▶ **Items from an interface collection**:

......

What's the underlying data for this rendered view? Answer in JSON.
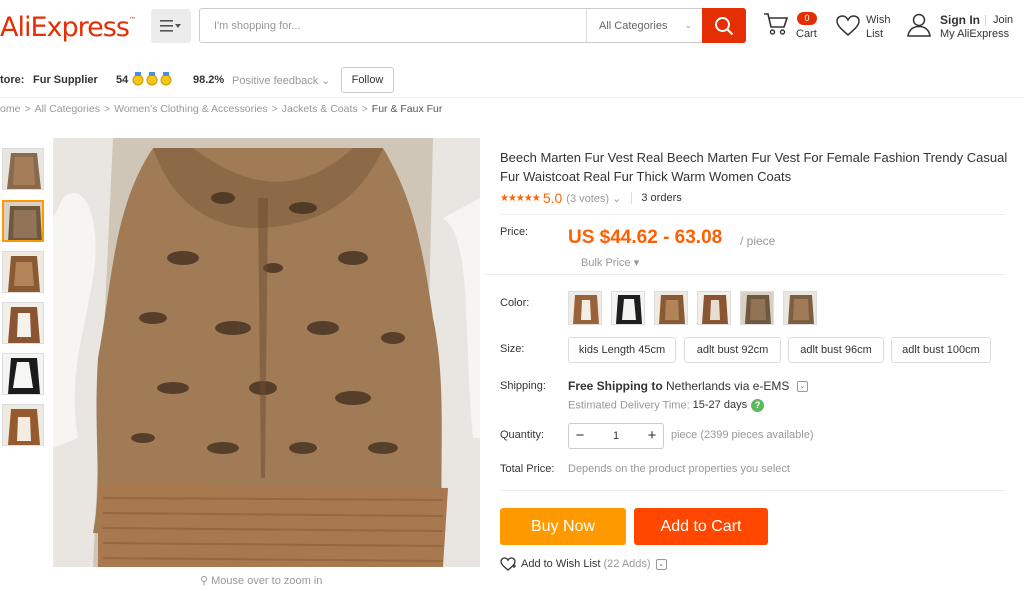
{
  "header": {
    "logo": "AliExpress",
    "trademark": "™",
    "search_placeholder": "I'm shopping for...",
    "category": "All Categories",
    "cart_count": "0",
    "cart_label": "Cart",
    "wish_label_1": "Wish",
    "wish_label_2": "List",
    "sign_in": "Sign In",
    "join": "Join",
    "my_ali": "My AliExpress"
  },
  "store": {
    "prefix": "tore:",
    "name": "Fur Supplier",
    "score": "54",
    "feedback_pct": "98.2%",
    "feedback_label": "Positive feedback",
    "follow": "Follow"
  },
  "breadcrumb": [
    "ome",
    "All Categories",
    "Women's Clothing & Accessories",
    "Jackets & Coats",
    "Fur & Faux Fur"
  ],
  "product": {
    "title": "Beech Marten Fur Vest Real Beech Marten Fur Vest For Female Fashion Trendy Casual Fur Waistcoat Real Fur Thick Warm Women Coats",
    "rating": "5.0",
    "votes": "(3 votes)",
    "orders": "3 orders",
    "price_label": "Price:",
    "price": "US $44.62 - 63.08",
    "price_unit": "/ piece",
    "bulk": "Bulk Price",
    "color_label": "Color:",
    "size_label": "Size:",
    "sizes": [
      "kids Length 45cm",
      "adlt bust 92cm",
      "adlt bust 96cm",
      "adlt bust 100cm"
    ],
    "shipping_label": "Shipping:",
    "shipping_free": "Free Shipping to",
    "shipping_dest": "Netherlands via e-EMS",
    "eta_label": "Estimated Delivery Time:",
    "eta_days": "15-27 days",
    "qty_label": "Quantity:",
    "qty": "1",
    "avail": "piece (2399 pieces available)",
    "total_label": "Total Price:",
    "total_hint": "Depends on the product properties you select",
    "buy_now": "Buy Now",
    "add_to_cart": "Add to Cart",
    "wish": "Add to Wish List",
    "wish_count": "(22 Adds)",
    "zoom_hint": "Mouse over to zoom in"
  },
  "colors": {
    "brand": "#e62e04",
    "buy": "#ff9900",
    "cart": "#ff4700"
  }
}
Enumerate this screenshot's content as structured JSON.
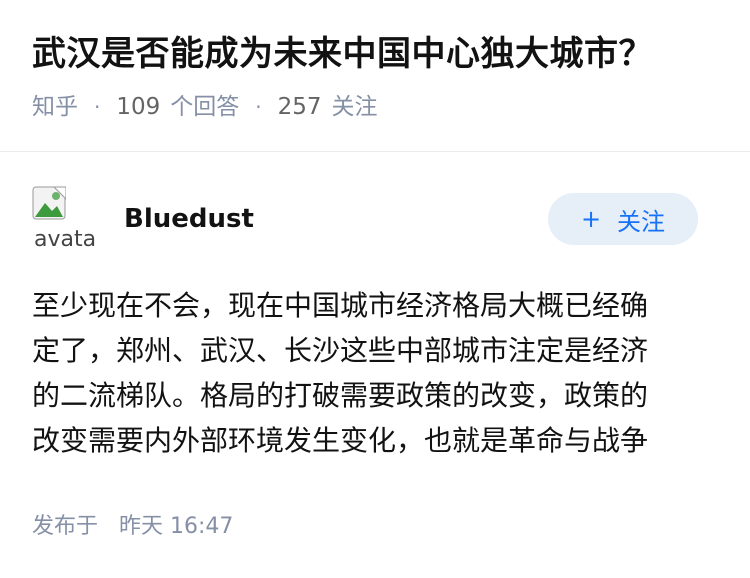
{
  "question": {
    "title": "武汉是否能成为未来中国中心独大城市？",
    "source": "知乎",
    "answer_count": "109",
    "answer_label": "个回答",
    "follower_count": "257",
    "follower_label": "关注"
  },
  "author": {
    "name": "Bluedust",
    "avatar_alt": "avatar",
    "follow_button_label": "关注"
  },
  "answer": {
    "lines": [
      "至少现在不会，现在中国城市经济格局大概已经确",
      "定了，郑州、武汉、长沙这些中部城市注定是经济",
      "的二流梯队。格局的打破需要政策的改变，政策的",
      "改变需要内外部环境发生变化，也就是革命与战争"
    ],
    "published_label": "发布于",
    "published_time": "昨天 16:47"
  },
  "colors": {
    "title": "#121212",
    "meta": "#8590a6",
    "follow_bg": "#e6eef8",
    "follow_text": "#1772f6"
  },
  "icons": {
    "avatar": "broken-image-icon",
    "follow": "plus-icon"
  }
}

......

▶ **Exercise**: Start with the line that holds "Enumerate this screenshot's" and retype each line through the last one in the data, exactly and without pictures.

▶ **Output below**:
Enumerate this screenshot's content as structured JSON.
{
  "question": {
    "title": "武汉是否能成为未来中国中心独大城市？",
    "source": "知乎",
    "answer_count": "109",
    "answer_label": "个回答",
    "follower_count": "257",
    "follower_label": "关注"
  },
  "author": {
    "name": "Bluedust",
    "avatar_alt": "avatar",
    "follow_button_label": "关注"
  },
  "answer": {
    "lines": [
      "至少现在不会，现在中国城市经济格局大概已经确",
      "定了，郑州、武汉、长沙这些中部城市注定是经济",
      "的二流梯队。格局的打破需要政策的改变，政策的",
      "改变需要内外部环境发生变化，也就是革命与战争"
    ],
    "published_label": "发布于",
    "published_time": "昨天 16:47"
  },
  "colors": {
    "title": "#121212",
    "meta": "#8590a6",
    "follow_bg": "#e6eef8",
    "follow_text": "#1772f6"
  },
  "icons": {
    "avatar": "broken-image-icon",
    "follow": "plus-icon"
  }
}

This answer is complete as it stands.